And, right, getting back to when I think the magazine was really Playboy, I was surprised that my favorite feature, flipping through them, were the advertisements. It’s interesting to see the difference in aspirations and expectations for young people between the 1970s and now.
There’s not really a contemporary magazine that’s a cultural equivalent to what Playboy was then, but I’d say Rolling Stone comes closest. Each issue of Rolling Stone has a huge amount of fluff, but their one or two real news articles are often quite good. And, the millennial-targeted advertisements in Rolling Stone? They’re for video games, sneakers, TV shows, vaporizers. Far cheaper than the house and car and incipient family intimated by ads from Playboy in the 1970s. Is that lifestyle still within reach of the majority of today’s young magazine readers?

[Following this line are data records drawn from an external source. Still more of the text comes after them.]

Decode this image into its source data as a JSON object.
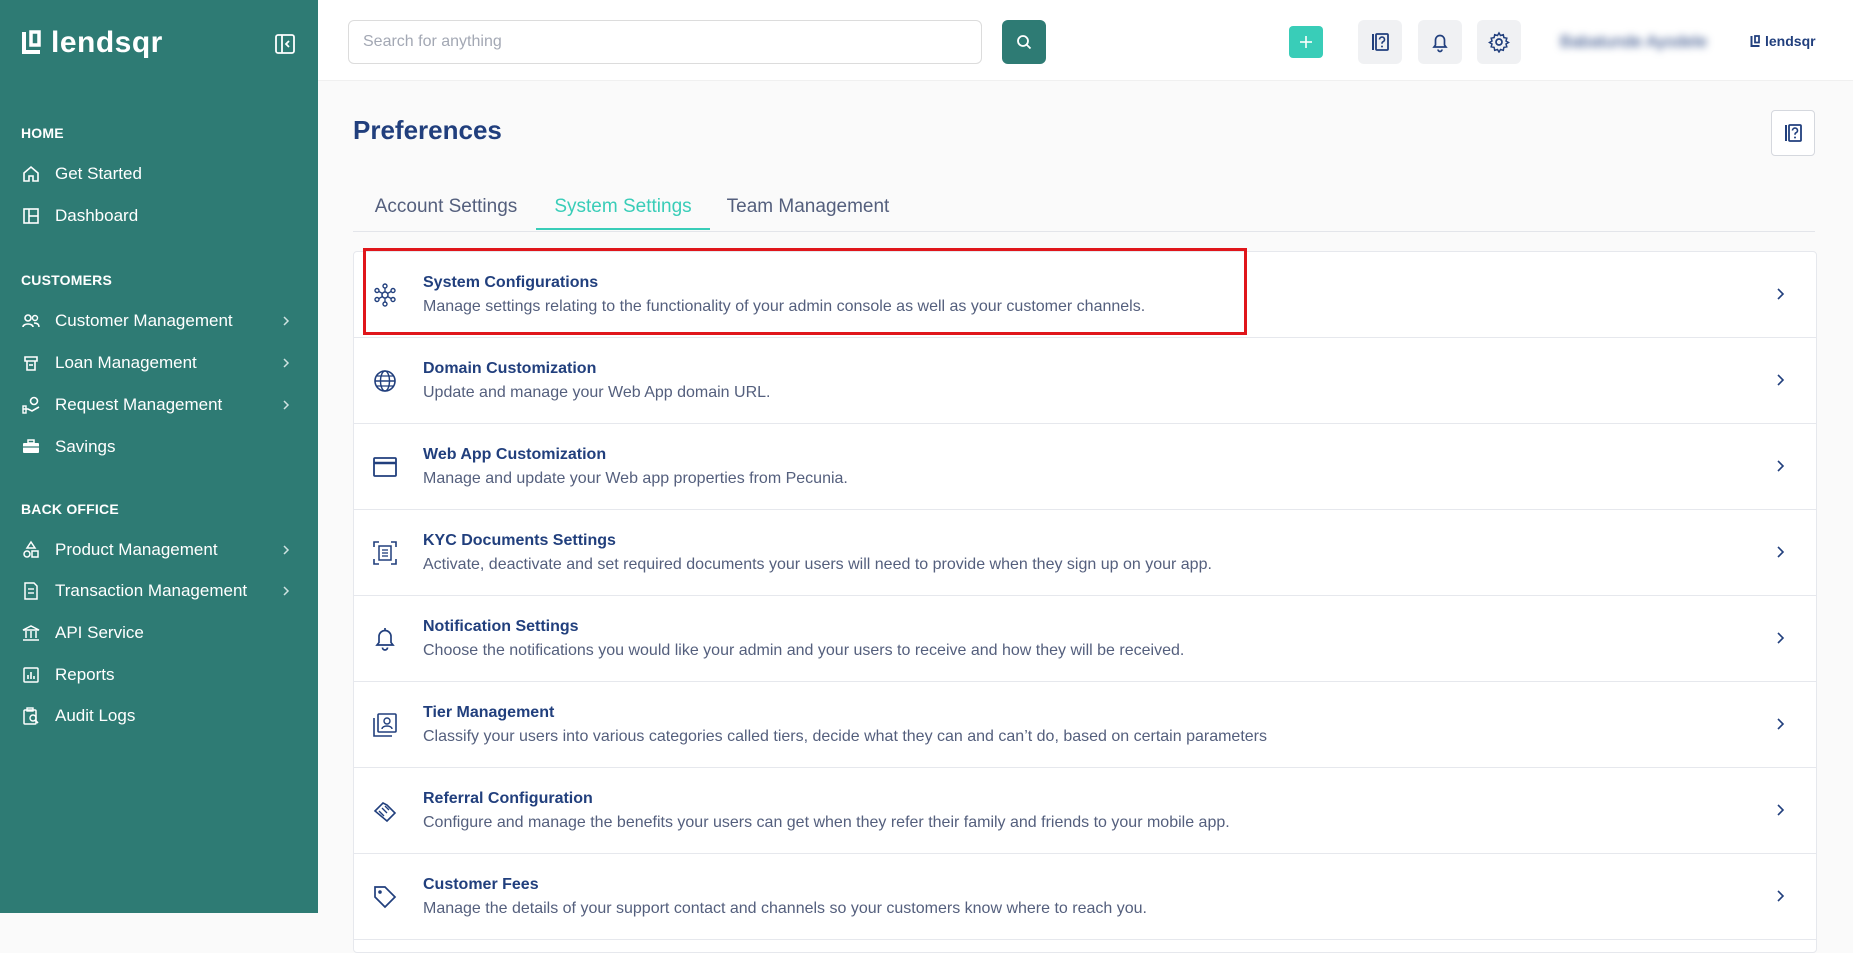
{
  "brand": {
    "name": "lendsqr",
    "primary": "#2e7b74",
    "accent": "#39cdb8",
    "highlight": "#e0161b"
  },
  "sidebar": {
    "sections": [
      {
        "title": "HOME",
        "items": [
          {
            "label": "Get Started",
            "icon": "home-icon",
            "expandable": false
          },
          {
            "label": "Dashboard",
            "icon": "dashboard-icon",
            "expandable": false
          }
        ]
      },
      {
        "title": "CUSTOMERS",
        "items": [
          {
            "label": "Customer Management",
            "icon": "users-icon",
            "expandable": true
          },
          {
            "label": "Loan Management",
            "icon": "loan-icon",
            "expandable": true
          },
          {
            "label": "Request Management",
            "icon": "request-icon",
            "expandable": true
          },
          {
            "label": "Savings",
            "icon": "savings-icon",
            "expandable": false
          }
        ]
      },
      {
        "title": "BACK OFFICE",
        "items": [
          {
            "label": "Product Management",
            "icon": "product-icon",
            "expandable": true
          },
          {
            "label": "Transaction Management",
            "icon": "transaction-icon",
            "expandable": true
          },
          {
            "label": "API Service",
            "icon": "bank-icon",
            "expandable": false
          },
          {
            "label": "Reports",
            "icon": "reports-icon",
            "expandable": false
          },
          {
            "label": "Audit Logs",
            "icon": "audit-icon",
            "expandable": false
          }
        ]
      }
    ]
  },
  "topbar": {
    "search_placeholder": "Search for anything",
    "user_name": "Babatunde Ayodele",
    "org_logo_text": "lendsqr"
  },
  "main": {
    "title": "Preferences",
    "tabs": [
      {
        "label": "Account Settings",
        "active": false
      },
      {
        "label": "System Settings",
        "active": true
      },
      {
        "label": "Team Management",
        "active": false
      }
    ],
    "settings": [
      {
        "title": "System Configurations",
        "description": "Manage settings relating to the functionality of your admin console as well as your customer channels.",
        "icon": "network-icon"
      },
      {
        "title": "Domain Customization",
        "description": "Update and manage your Web App domain URL.",
        "icon": "globe-icon"
      },
      {
        "title": "Web App Customization",
        "description": "Manage and update your Web app properties from Pecunia.",
        "icon": "browser-window-icon"
      },
      {
        "title": "KYC Documents Settings",
        "description": "Activate, deactivate and set required documents your users will need to provide when they sign up on your app.",
        "icon": "document-scan-icon"
      },
      {
        "title": "Notification Settings",
        "description": "Choose the notifications you would like your admin and your users to receive and how they will be received.",
        "icon": "bell-icon"
      },
      {
        "title": "Tier Management",
        "description": "Classify your users into various categories called tiers, decide what they can and can’t do, based on certain parameters",
        "icon": "tier-icon"
      },
      {
        "title": "Referral Configuration",
        "description": "Configure and manage the benefits your users can get when they refer their family and friends to your mobile app.",
        "icon": "handshake-icon"
      },
      {
        "title": "Customer Fees",
        "description": "Manage the details of your support contact and channels so your customers know where to reach you.",
        "icon": "tag-icon"
      }
    ]
  }
}
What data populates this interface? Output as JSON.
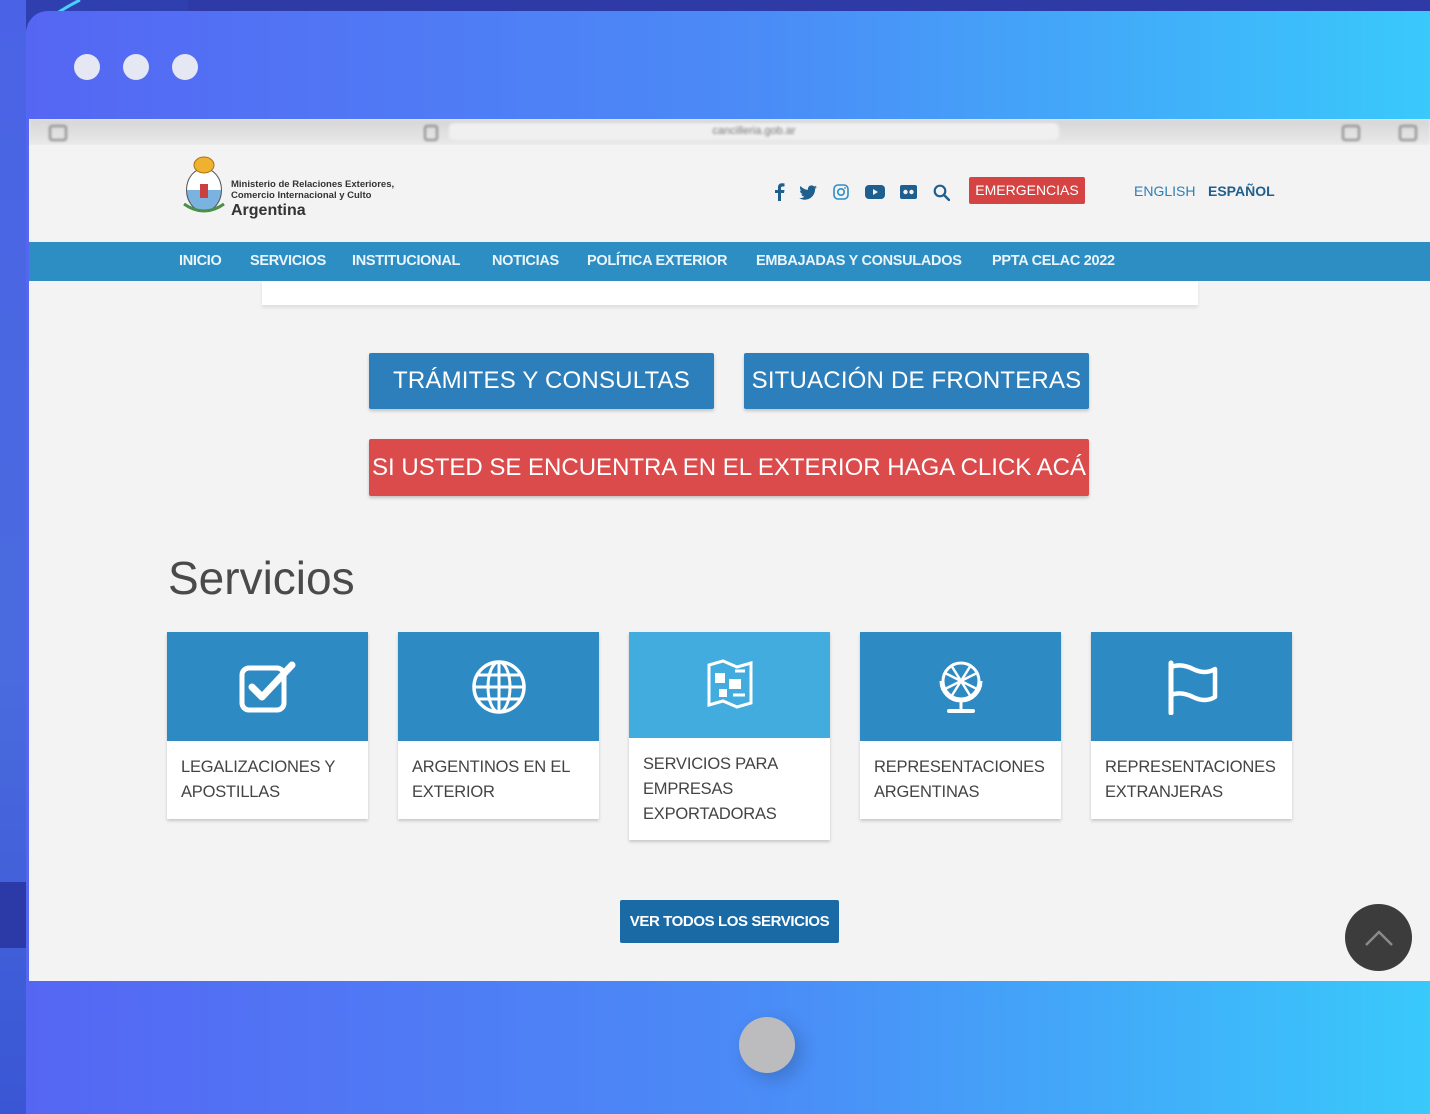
{
  "browser": {
    "url": "cancilleria.gob.ar"
  },
  "header": {
    "logo_line1": "Ministerio de Relaciones Exteriores,",
    "logo_line2": "Comercio Internacional y Culto",
    "logo_line3": "Argentina",
    "emergency_label": "EMERGENCIAS",
    "lang_english": "ENGLISH",
    "lang_spanish": "ESPAÑOL",
    "social_icons": [
      "facebook-icon",
      "twitter-icon",
      "instagram-icon",
      "youtube-icon",
      "flickr-icon",
      "search-icon"
    ]
  },
  "nav": {
    "items": [
      "INICIO",
      "SERVICIOS",
      "INSTITUCIONAL",
      "NOTICIAS",
      "POLÍTICA EXTERIOR",
      "EMBAJADAS Y CONSULADOS",
      "PPTA CELAC 2022"
    ]
  },
  "actions": {
    "tramites": "TRÁMITES Y CONSULTAS",
    "fronteras": "SITUACIÓN DE FRONTERAS",
    "exterior": "SI USTED SE ENCUENTRA EN EL EXTERIOR HAGA CLICK ACÁ"
  },
  "servicios": {
    "title": "Servicios",
    "cards": [
      {
        "label": "LEGALIZACIONES Y APOSTILLAS",
        "icon": "checkbox-icon"
      },
      {
        "label": "ARGENTINOS EN EL EXTERIOR",
        "icon": "globe-icon"
      },
      {
        "label": "SERVICIOS PARA EMPRESAS EXPORTADORAS",
        "icon": "map-icon"
      },
      {
        "label": "REPRESENTACIONES ARGENTINAS",
        "icon": "desk-globe-icon"
      },
      {
        "label": "REPRESENTACIONES EXTRANJERAS",
        "icon": "flag-icon"
      }
    ],
    "ver_todos": "VER TODOS LOS SERVICIOS"
  },
  "colors": {
    "nav_blue": "#2d8ec4",
    "button_blue": "#2d7fbb",
    "alert_red": "#dc4b4b",
    "dark_blue": "#1a6aa6"
  }
}
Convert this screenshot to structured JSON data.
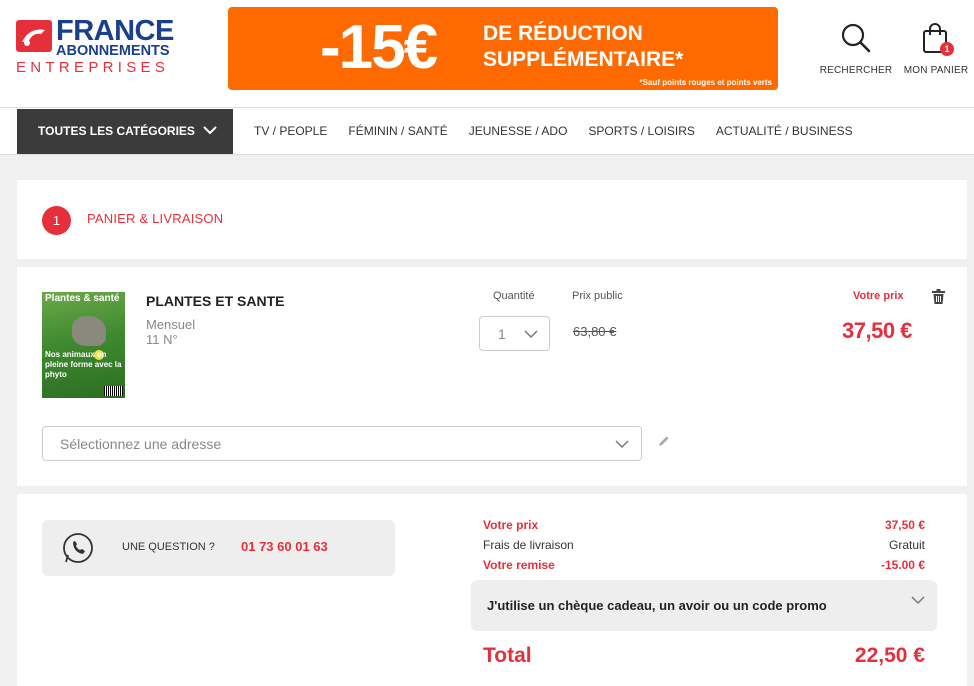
{
  "header": {
    "logo": {
      "line1": "FRANCE",
      "line2": "ABONNEMENTS",
      "line3": "ENTREPRISES"
    },
    "banner": {
      "amount": "-15€",
      "line1": "DE RÉDUCTION",
      "line2": "SUPPLÉMENTAIRE*",
      "note": "*Sauf points rouges et points verts"
    },
    "search_label": "RECHERCHER",
    "cart_label": "MON PANIER",
    "cart_count": "1"
  },
  "nav": {
    "all_categories": "TOUTES LES CATÉGORIES",
    "items": [
      "TV / PEOPLE",
      "FÉMININ / SANTÉ",
      "JEUNESSE / ADO",
      "SPORTS / LOISIRS",
      "ACTUALITÉ / BUSINESS"
    ]
  },
  "step": {
    "number": "1",
    "label": "PANIER & LIVRAISON"
  },
  "item": {
    "cover": {
      "title": "Plantes & santé",
      "text": "Nos animaux en pleine forme avec la phyto"
    },
    "name": "PLANTES ET SANTE",
    "frequency": "Mensuel",
    "issues": "11 N°",
    "qty_label": "Quantité",
    "qty_value": "1",
    "public_price_label": "Prix public",
    "public_price": "63,80 €",
    "your_price_label": "Votre prix",
    "your_price": "37,50 €",
    "address_placeholder": "Sélectionnez une adresse"
  },
  "summary": {
    "question_label": "UNE QUESTION ?",
    "question_phone": "01 73 60 01 63",
    "rows": [
      {
        "label": "Votre prix",
        "value": "37,50 €"
      },
      {
        "label": "Frais de livraison",
        "value": "Gratuit"
      },
      {
        "label": "Votre remise",
        "value": "-15.00 €"
      }
    ],
    "promo_label": "J'utilise un chèque cadeau, un avoir ou un code promo",
    "total_label": "Total",
    "total_value": "22,50 €"
  },
  "colors": {
    "accent": "#e5303c",
    "brand_blue": "#1a3f8c",
    "banner": "#ff6a00",
    "nav_dark": "#3b3b3b"
  }
}
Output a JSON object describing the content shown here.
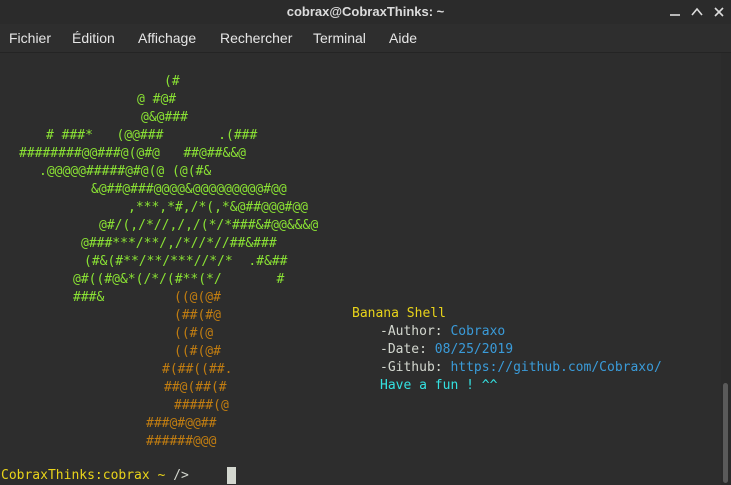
{
  "window": {
    "title": "cobrax@CobraxThinks: ~"
  },
  "menu": [
    "Fichier",
    "Édition",
    "Affichage",
    "Rechercher",
    "Terminal",
    "Aide"
  ],
  "logo_lines": [
    "(#",
    "@ #@#",
    "@&@###",
    "# ###*   (@@###       .(###",
    "########@@###@(@#@   ##@##&&@",
    ".@@@@@#####@#@(@ (@(#&",
    "&@##@###@@@@&@@@@@@@@@#@@",
    ",***,*#,/*(,*&@##@@@#@@",
    "@#/(,/*//,/,/(*/*###&#@@&&&@",
    "@###***/**/,/*//*//##&###",
    "(#&(#**/**/***//*/*  .#&##",
    "@#((#@&*(/*/(#**(*/       #",
    "###&"
  ],
  "trunk_lines": [
    "((@(@#",
    "(##(#@",
    "((#(@",
    "((#(@#",
    "#(##((##.",
    "##@(##(#",
    "#####(@",
    "###@#@@##",
    "######@@@"
  ],
  "info": {
    "name": "Banana Shell",
    "author_label": "-Author: ",
    "author_value": "Cobraxo",
    "date_label": "-Date: ",
    "date_value": "08/25/2019",
    "github_label": "-Github: ",
    "github_value": "https://github.com/Cobraxo/",
    "tagline": "Have a fun ! ^^"
  },
  "prompt": {
    "host": "CobraxThinks:cobrax ~",
    "symbol": " />"
  },
  "colors": {
    "green": "#8ae234",
    "orange": "#c17d11",
    "yellow": "#e9d41a",
    "blue": "#3a9bd9",
    "cyan": "#34e2e2",
    "background": "#2d2d2d"
  }
}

Flipping through an issue, there were also advertisements for guns, cars, cameras, wine… (Paul Masson is telling me that his wine tastes good, but should I trust those eyes?).
…and my personal favorite: cigarettes. Here’s a choice cigarette advertisement for you. “Golden Lights. You really know you’re smoking.”
Um, sure. That man probably knows he’s smoking. But he looks miserable! Does he want to really know he’s smoking?
That sort of advertisement is probably strongly correlated with when Playboy “was really Playboy.” There were warnings on cigarette ads, but the big companies were still trying to maintain the whole “They’re not that addictive! They’re not going to kill you!” charade. And yet their advertisements could depict the sheer misery of smoking.
You don’t get that anymore. Now vaping ads are all cool graphics and happy people and it’s clear how easy gobbling your nicotine would be. Which I understand, from a seller’s perspective. You want your product to seem desirable. But for me, someone who is interested in the magazine as a cultural artifact, it’s more fun to see cigarette ads that show their models suffering.
POSTSCRIPT: In the time between when I wrote this and when it was posted, Playboy made an announcement about their incipient editorial changes. Soon their photographs of naked women will not depict nipples or genitalia — to my mind, a fairly minor change, but other people have different opinions about which parts of the human body should be shown.
Still, the announcement was made after Trump’s declaration that 1990 was when Playboy was really Playboy. So, unless the dude has insider information about contemporary pornographic publishing, that’s not what he was talking about.